===== EXERCISE MATERIAL =====
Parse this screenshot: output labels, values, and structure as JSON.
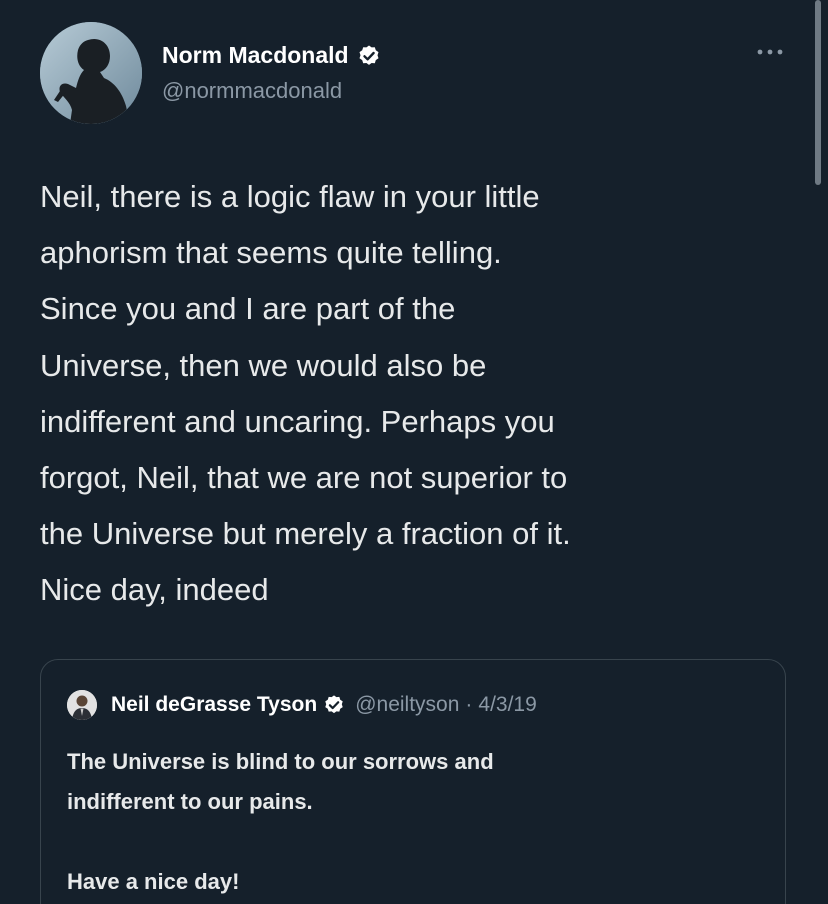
{
  "tweet": {
    "author": {
      "name": "Norm Macdonald",
      "handle": "@normmacdonald",
      "verified": true,
      "avatar": "avatar-silhouette"
    },
    "more_icon": "more-horizontal-icon",
    "text": "Neil, there is a logic flaw in your little\naphorism that seems quite telling.\nSince you and I are part of the\nUniverse, then we would also be\nindifferent and uncaring. Perhaps you\nforgot, Neil, that we are not superior to\nthe Universe but merely a fraction of it.\nNice day, indeed"
  },
  "quoted_tweet": {
    "author": {
      "name": "Neil deGrasse Tyson",
      "handle": "@neiltyson",
      "verified": true
    },
    "separator": "·",
    "date": "4/3/19",
    "text": "The Universe is blind to our sorrows and\nindifferent to our pains.\n\nHave  a nice day!"
  },
  "colors": {
    "background": "#15202b",
    "primary_text": "#e7e9ea",
    "secondary_text": "#8b98a5",
    "border": "#38444d",
    "verified_badge": "#ffffff"
  }
}
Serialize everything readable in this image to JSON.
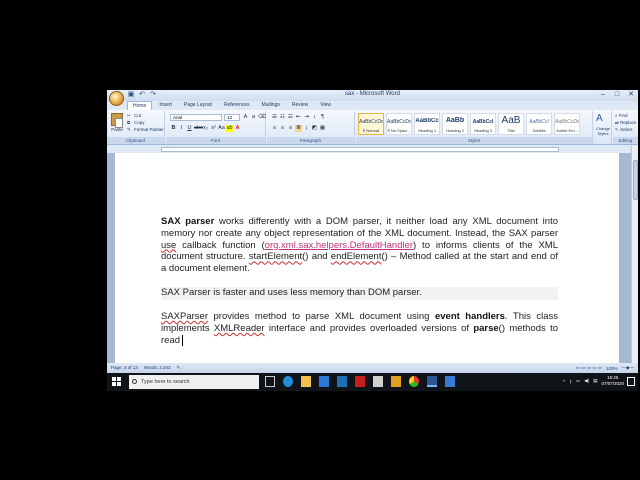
{
  "window": {
    "title": "sax - Microsoft Word",
    "controls": {
      "minimize": "–",
      "maximize": "□",
      "close": "✕"
    }
  },
  "qat": {
    "save": "💾",
    "undo": "↶",
    "redo": "↷"
  },
  "tabs": [
    {
      "label": "Home",
      "active": true
    },
    {
      "label": "Insert"
    },
    {
      "label": "Page Layout"
    },
    {
      "label": "References"
    },
    {
      "label": "Mailings"
    },
    {
      "label": "Review"
    },
    {
      "label": "View"
    }
  ],
  "ribbon": {
    "clipboard": {
      "paste": "Paste",
      "cut": "Cut",
      "copy": "Copy",
      "format_painter": "Format Painter",
      "group": "Clipboard"
    },
    "font": {
      "family": "Arial",
      "size": "12",
      "group": "Font"
    },
    "paragraph": {
      "group": "Paragraph"
    },
    "styles": {
      "group": "Styles",
      "tiles": [
        {
          "sample": "AaBbCcDc",
          "name": "¶ Normal",
          "active": true
        },
        {
          "sample": "AaBbCcDc",
          "name": "¶ No Spaci..."
        },
        {
          "sample": "AaBbCc",
          "name": "Heading 1"
        },
        {
          "sample": "AaBb",
          "name": "Heading 2"
        },
        {
          "sample": "AaBbCcI",
          "name": "Heading 3"
        },
        {
          "sample": "AaB",
          "name": "Title"
        },
        {
          "sample": "AaBbCcI",
          "name": "Subtitle"
        },
        {
          "sample": "AaBbCcDc",
          "name": "Subtle Em..."
        }
      ],
      "change_styles": "Change Styles"
    },
    "editing": {
      "find": "Find",
      "replace": "Replace",
      "select": "Select",
      "group": "Editing"
    }
  },
  "document": {
    "p1": {
      "b_sax_parser": "SAX parser",
      "t1": " works differently with a DOM parser, it neither load any XML document into memory nor create any object representation of the XML document. Instead, the SAX parser ",
      "use": "use",
      "t2": " callback function (",
      "link": "org.xml.sax.helpers.DefaultHandler",
      "t3": ") to informs clients of the XML document structure. ",
      "start_element": "startElement",
      "t4": "() and ",
      "end_element": "endElement",
      "t5": "() – Method called at the start and end of a document element."
    },
    "p2": "SAX Parser is faster and uses less memory than DOM parser.",
    "p3": {
      "saxparser": "SAXParser",
      "t1": " provides method to parse XML document using ",
      "b_event": "event handlers",
      "t2": ". This class implements ",
      "xmlreader": "XMLReader",
      "t3": " interface and provides overloaded versions of ",
      "b_parse": "parse",
      "t4": "() methods to read"
    }
  },
  "status": {
    "page": "Page: 3 of 13",
    "words": "Words: 2,343",
    "zoom": "100%"
  },
  "taskbar": {
    "search_placeholder": "Type here to search",
    "time": "15:25",
    "date": "07/07/2020"
  }
}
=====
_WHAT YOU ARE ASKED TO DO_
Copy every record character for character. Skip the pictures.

_TASK RESULT_
Parse this screenshot: output labels, values, and structure as JSON.
{
  "tweet": {
    "author": {
      "name": "Norm Macdonald",
      "handle": "@normmacdonald",
      "verified": true,
      "avatar": "avatar-silhouette"
    },
    "more_icon": "more-horizontal-icon",
    "text": "Neil, there is a logic flaw in your little\naphorism that seems quite telling.\nSince you and I are part of the\nUniverse, then we would also be\nindifferent and uncaring. Perhaps you\nforgot, Neil, that we are not superior to\nthe Universe but merely a fraction of it.\nNice day, indeed"
  },
  "quoted_tweet": {
    "author": {
      "name": "Neil deGrasse Tyson",
      "handle": "@neiltyson",
      "verified": true
    },
    "separator": "·",
    "date": "4/3/19",
    "text": "The Universe is blind to our sorrows and\nindifferent to our pains.\n\nHave  a nice day!"
  },
  "colors": {
    "background": "#15202b",
    "primary_text": "#e7e9ea",
    "secondary_text": "#8b98a5",
    "border": "#38444d",
    "verified_badge": "#ffffff"
  }
}
Serialize everything readable in this image to JSON.
{
  "window": {
    "title": "sax - Microsoft Word",
    "controls": {
      "minimize": "–",
      "maximize": "□",
      "close": "✕"
    }
  },
  "qat": {
    "save": "💾",
    "undo": "↶",
    "redo": "↷"
  },
  "tabs": [
    {
      "label": "Home",
      "active": true
    },
    {
      "label": "Insert"
    },
    {
      "label": "Page Layout"
    },
    {
      "label": "References"
    },
    {
      "label": "Mailings"
    },
    {
      "label": "Review"
    },
    {
      "label": "View"
    }
  ],
  "ribbon": {
    "clipboard": {
      "paste": "Paste",
      "cut": "Cut",
      "copy": "Copy",
      "format_painter": "Format Painter",
      "group": "Clipboard"
    },
    "font": {
      "family": "Arial",
      "size": "12",
      "group": "Font"
    },
    "paragraph": {
      "group": "Paragraph"
    },
    "styles": {
      "group": "Styles",
      "tiles": [
        {
          "sample": "AaBbCcDc",
          "name": "¶ Normal",
          "active": true
        },
        {
          "sample": "AaBbCcDc",
          "name": "¶ No Spaci..."
        },
        {
          "sample": "AaBbCc",
          "name": "Heading 1"
        },
        {
          "sample": "AaBb",
          "name": "Heading 2"
        },
        {
          "sample": "AaBbCcI",
          "name": "Heading 3"
        },
        {
          "sample": "AaB",
          "name": "Title"
        },
        {
          "sample": "AaBbCcI",
          "name": "Subtitle"
        },
        {
          "sample": "AaBbCcDc",
          "name": "Subtle Em..."
        }
      ],
      "change_styles": "Change Styles"
    },
    "editing": {
      "find": "Find",
      "replace": "Replace",
      "select": "Select",
      "group": "Editing"
    }
  },
  "document": {
    "p1": {
      "b_sax_parser": "SAX parser",
      "t1": " works differently with a DOM parser, it neither load any XML document into memory nor create any object representation of the XML document. Instead, the SAX parser ",
      "use": "use",
      "t2": " callback function (",
      "link": "org.xml.sax.helpers.DefaultHandler",
      "t3": ") to informs clients of the XML document structure. ",
      "start_element": "startElement",
      "t4": "() and ",
      "end_element": "endElement",
      "t5": "() – Method called at the start and end of a document element."
    },
    "p2": "SAX Parser is faster and uses less memory than DOM parser.",
    "p3": {
      "saxparser": "SAXParser",
      "t1": " provides method to parse XML document using ",
      "b_event": "event handlers",
      "t2": ". This class implements ",
      "xmlreader": "XMLReader",
      "t3": " interface and provides overloaded versions of ",
      "b_parse": "parse",
      "t4": "() methods to read"
    }
  },
  "status": {
    "page": "Page: 3 of 13",
    "words": "Words: 2,343",
    "zoom": "100%"
  },
  "taskbar": {
    "search_placeholder": "Type here to search",
    "time": "15:25",
    "date": "07/07/2020"
  }
}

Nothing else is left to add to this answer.